A) 1910 and 1930?
55 mm – 45 mm = 10 mm (approx.)B) 1930 and 1950?
120 mm – 55 mm = 65 mm (approx.)
- What is the approximate average rate of increase of sea level rise between 1870 and 2000?
Note: students of various math abilities may approach and solve this problem within their capabilities. The most sophisticated approach is to find the slope of the line of best fit. The correct answer is approximately 1.5 mm per year.
- By how many millimeters did sea level rise between the first measurement obtained in January 1993 and the first measurement obtained in January 2013?
(55.69)-(-16.56) = 72.25 mm
- What is the approximate rate of sea level rise between January 1993 and present?
Note: The answer for this problem is directly stated at the top of the graph, 3.21 mm per year. Students of various math abilities may approach and solve this problem within their capabilities. The most sophisticated approach is to find slope of the line of best fit.
- By how much did the average global temperature change, and did it increase or decrease between 1910 and 1930? How about between 1930 and 1950?
A) (-0.12)-(-0.46) = 0.34 (increase by 0.34 degrees C)
B) (-0.19)-(-0.12) = -0.07 (decrease by 0.07 degrees C)
- Compare your answers to question number 8 with your answers to question number 4. Can you offer an explanation for the correlation or lack thereof?
Encourage students to critically examine the graph, noting the temperature increase that occurred between 1930 and 1944, preceding the temperature decrease between 1944 and 1950. Students familiar with heat capacity should include this concept in their discussion.
- What is the approximate average global temperature rise per year from the first measurement taken in 1880 to present?

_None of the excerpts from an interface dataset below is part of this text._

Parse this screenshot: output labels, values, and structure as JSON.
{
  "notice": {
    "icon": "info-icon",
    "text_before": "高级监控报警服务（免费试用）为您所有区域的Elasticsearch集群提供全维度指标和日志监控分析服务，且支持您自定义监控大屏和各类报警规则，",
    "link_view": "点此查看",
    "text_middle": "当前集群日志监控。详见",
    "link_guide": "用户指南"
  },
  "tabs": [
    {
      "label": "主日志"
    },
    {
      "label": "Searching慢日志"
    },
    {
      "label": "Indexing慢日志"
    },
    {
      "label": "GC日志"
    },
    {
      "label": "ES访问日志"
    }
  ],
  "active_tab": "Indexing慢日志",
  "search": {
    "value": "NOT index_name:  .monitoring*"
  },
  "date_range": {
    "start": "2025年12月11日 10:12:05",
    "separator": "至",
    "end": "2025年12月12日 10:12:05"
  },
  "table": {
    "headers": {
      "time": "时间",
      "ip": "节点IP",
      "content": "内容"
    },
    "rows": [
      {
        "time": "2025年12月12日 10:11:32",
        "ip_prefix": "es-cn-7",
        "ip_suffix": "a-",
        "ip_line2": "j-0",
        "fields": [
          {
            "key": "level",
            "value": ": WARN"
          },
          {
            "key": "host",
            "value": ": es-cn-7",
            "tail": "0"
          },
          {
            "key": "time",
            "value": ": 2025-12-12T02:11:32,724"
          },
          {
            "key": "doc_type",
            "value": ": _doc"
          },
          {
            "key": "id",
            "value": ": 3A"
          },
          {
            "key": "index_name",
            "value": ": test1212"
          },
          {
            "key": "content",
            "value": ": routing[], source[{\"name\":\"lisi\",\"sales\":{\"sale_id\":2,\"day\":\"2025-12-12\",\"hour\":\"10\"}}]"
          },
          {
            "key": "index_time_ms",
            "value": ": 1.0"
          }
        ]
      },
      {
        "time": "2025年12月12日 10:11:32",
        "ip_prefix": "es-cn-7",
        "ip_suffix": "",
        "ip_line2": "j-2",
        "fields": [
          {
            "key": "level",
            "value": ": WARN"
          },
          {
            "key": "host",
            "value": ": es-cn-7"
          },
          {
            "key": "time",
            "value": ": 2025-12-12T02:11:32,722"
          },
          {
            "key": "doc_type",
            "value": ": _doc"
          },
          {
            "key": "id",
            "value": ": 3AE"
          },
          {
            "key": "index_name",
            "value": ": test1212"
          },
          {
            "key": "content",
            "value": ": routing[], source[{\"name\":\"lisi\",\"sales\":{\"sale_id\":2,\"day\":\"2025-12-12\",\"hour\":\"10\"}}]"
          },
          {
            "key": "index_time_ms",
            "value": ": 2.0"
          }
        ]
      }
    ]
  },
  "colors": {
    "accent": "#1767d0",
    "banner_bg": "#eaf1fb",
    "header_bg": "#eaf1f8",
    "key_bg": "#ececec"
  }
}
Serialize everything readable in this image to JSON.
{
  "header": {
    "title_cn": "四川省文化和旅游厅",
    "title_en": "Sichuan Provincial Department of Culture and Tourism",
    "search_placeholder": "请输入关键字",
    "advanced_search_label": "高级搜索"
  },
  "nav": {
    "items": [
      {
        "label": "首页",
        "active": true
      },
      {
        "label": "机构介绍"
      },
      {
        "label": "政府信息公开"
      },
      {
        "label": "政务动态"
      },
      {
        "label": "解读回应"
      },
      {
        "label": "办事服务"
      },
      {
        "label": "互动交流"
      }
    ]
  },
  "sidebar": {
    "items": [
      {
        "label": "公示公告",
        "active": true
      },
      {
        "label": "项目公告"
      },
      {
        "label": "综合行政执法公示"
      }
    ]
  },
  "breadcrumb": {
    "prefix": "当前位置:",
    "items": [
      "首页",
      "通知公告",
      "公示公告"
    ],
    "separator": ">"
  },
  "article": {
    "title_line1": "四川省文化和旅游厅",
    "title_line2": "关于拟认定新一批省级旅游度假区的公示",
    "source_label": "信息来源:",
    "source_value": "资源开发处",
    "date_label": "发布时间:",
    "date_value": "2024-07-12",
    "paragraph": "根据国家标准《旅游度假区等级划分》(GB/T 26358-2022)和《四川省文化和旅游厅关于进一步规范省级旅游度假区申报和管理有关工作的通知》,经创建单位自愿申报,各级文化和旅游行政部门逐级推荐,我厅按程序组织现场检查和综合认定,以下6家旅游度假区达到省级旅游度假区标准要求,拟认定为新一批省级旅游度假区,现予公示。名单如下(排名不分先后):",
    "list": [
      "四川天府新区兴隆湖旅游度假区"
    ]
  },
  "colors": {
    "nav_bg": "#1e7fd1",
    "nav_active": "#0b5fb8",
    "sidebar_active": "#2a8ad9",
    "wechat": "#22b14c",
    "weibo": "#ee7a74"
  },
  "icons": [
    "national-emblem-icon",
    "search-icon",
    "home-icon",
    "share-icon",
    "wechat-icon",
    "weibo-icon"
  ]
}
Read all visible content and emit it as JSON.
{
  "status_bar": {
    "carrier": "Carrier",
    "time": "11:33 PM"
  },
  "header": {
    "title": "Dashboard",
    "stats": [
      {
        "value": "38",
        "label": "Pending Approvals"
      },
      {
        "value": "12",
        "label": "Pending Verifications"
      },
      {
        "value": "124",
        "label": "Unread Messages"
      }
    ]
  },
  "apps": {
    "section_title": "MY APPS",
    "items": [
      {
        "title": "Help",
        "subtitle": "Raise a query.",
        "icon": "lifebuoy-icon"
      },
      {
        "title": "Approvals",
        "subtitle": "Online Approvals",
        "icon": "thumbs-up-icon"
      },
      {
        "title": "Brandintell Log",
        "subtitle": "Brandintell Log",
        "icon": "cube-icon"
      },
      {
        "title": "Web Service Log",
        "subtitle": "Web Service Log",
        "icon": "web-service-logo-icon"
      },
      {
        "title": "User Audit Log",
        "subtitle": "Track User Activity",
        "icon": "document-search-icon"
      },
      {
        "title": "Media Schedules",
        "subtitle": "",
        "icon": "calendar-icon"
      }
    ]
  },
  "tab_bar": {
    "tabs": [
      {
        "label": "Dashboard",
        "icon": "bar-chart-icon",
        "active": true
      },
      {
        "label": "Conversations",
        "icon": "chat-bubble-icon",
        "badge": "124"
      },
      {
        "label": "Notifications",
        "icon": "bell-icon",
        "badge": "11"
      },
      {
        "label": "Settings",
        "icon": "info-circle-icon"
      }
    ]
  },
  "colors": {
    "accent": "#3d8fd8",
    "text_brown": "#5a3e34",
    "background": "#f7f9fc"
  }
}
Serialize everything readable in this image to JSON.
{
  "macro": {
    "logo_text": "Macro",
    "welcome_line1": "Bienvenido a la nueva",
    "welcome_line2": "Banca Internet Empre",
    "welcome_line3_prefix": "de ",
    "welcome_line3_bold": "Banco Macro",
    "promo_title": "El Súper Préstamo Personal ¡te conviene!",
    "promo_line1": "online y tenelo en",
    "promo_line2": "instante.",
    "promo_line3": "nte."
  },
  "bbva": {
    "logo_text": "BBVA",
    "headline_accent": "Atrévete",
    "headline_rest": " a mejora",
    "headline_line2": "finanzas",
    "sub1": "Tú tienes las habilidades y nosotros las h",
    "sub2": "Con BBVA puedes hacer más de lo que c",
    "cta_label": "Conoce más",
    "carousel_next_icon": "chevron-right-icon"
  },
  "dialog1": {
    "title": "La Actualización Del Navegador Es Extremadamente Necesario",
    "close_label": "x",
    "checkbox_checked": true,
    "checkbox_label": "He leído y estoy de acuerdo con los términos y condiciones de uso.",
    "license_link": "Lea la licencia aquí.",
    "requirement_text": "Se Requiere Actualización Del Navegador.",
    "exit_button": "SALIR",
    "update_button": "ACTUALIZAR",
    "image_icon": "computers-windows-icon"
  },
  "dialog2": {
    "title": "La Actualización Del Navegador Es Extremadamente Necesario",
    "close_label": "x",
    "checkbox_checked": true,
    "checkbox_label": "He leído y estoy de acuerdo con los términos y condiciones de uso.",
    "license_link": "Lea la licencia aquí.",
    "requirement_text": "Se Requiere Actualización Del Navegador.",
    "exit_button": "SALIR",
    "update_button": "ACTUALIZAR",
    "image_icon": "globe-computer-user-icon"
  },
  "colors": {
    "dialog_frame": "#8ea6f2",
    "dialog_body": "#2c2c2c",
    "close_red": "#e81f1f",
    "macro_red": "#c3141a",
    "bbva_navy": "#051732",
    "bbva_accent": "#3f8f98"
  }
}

Note: students of various math abilities may approach and solve this problem within their capabilities. The most sophisticated approach is to find slope of the line of best fit. The most conservative answer is 0.007°C per year, the best-fit answer is closer to 0.01°C.
Have students examine this line graph for average global temperature and use it to answer the questions below.
Now, what can you do to be kind to Earth and do your part to control greenhouse gases in our atmosphere?
- First, watch this video to learn more about our changing climate:
- Next, check out this interactive feature to see what others around the globe are doing and add your ideas.
News and Resources
- Earth Right Now Blog
- Article: "Warming Seas and Melting Ice Sheets"
- Article: "The Fingerprints of Sea Level Rise"
- NASA’s Climate Change website
- NASA Earth Missions